Scan the entries below. Return every line that includes "JSON".

___ INPUT MATERIAL ___

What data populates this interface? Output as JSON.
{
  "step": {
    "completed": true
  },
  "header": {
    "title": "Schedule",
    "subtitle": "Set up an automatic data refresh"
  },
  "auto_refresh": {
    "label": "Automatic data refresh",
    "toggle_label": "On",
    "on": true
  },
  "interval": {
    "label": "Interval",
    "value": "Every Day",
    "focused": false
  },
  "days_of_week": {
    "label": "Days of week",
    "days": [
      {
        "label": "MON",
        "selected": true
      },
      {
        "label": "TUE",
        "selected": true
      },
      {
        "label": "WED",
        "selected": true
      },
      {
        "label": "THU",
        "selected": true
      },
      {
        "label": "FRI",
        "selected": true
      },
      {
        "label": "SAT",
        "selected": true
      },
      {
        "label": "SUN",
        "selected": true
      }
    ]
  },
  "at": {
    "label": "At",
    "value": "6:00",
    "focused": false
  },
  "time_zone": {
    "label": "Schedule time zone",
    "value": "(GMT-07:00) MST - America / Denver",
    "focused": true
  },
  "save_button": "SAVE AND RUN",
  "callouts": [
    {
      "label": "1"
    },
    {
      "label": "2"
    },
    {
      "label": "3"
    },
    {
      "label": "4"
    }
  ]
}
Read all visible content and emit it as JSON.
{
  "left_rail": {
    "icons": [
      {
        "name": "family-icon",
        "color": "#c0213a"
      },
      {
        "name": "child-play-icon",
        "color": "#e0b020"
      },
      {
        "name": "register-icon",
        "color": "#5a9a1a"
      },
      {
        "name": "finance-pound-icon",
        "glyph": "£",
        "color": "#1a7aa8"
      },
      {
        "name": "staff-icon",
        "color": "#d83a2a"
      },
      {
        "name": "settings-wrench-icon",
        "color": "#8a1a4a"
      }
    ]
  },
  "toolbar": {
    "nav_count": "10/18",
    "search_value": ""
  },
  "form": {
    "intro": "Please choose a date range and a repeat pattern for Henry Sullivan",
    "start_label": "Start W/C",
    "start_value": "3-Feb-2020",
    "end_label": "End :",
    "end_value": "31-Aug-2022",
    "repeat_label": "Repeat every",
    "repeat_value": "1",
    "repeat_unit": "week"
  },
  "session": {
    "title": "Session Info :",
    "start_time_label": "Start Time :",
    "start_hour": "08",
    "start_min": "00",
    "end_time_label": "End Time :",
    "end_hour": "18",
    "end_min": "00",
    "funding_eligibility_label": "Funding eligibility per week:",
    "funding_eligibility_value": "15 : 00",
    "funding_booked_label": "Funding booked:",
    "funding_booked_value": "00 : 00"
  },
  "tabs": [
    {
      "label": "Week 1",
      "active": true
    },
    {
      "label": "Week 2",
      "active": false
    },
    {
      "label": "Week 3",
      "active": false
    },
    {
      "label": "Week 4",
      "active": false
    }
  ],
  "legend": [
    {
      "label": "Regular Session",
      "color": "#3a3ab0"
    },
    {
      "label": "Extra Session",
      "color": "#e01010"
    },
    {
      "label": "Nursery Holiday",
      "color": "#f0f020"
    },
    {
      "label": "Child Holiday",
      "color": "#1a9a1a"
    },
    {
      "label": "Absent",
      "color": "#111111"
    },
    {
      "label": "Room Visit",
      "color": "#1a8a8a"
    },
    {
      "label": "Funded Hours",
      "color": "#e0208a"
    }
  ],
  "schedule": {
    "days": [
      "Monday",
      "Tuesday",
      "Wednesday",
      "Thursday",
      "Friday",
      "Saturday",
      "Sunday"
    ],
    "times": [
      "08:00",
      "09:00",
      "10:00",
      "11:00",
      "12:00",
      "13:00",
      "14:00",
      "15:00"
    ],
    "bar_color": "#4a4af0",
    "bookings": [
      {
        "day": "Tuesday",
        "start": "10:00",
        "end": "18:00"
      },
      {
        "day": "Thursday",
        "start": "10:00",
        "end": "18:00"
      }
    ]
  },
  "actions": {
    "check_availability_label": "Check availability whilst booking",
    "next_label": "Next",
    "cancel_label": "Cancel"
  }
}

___

TASK SOLUTION:
What data populates this interface? Output as JSON.
Read all visible content and emit it as JSON.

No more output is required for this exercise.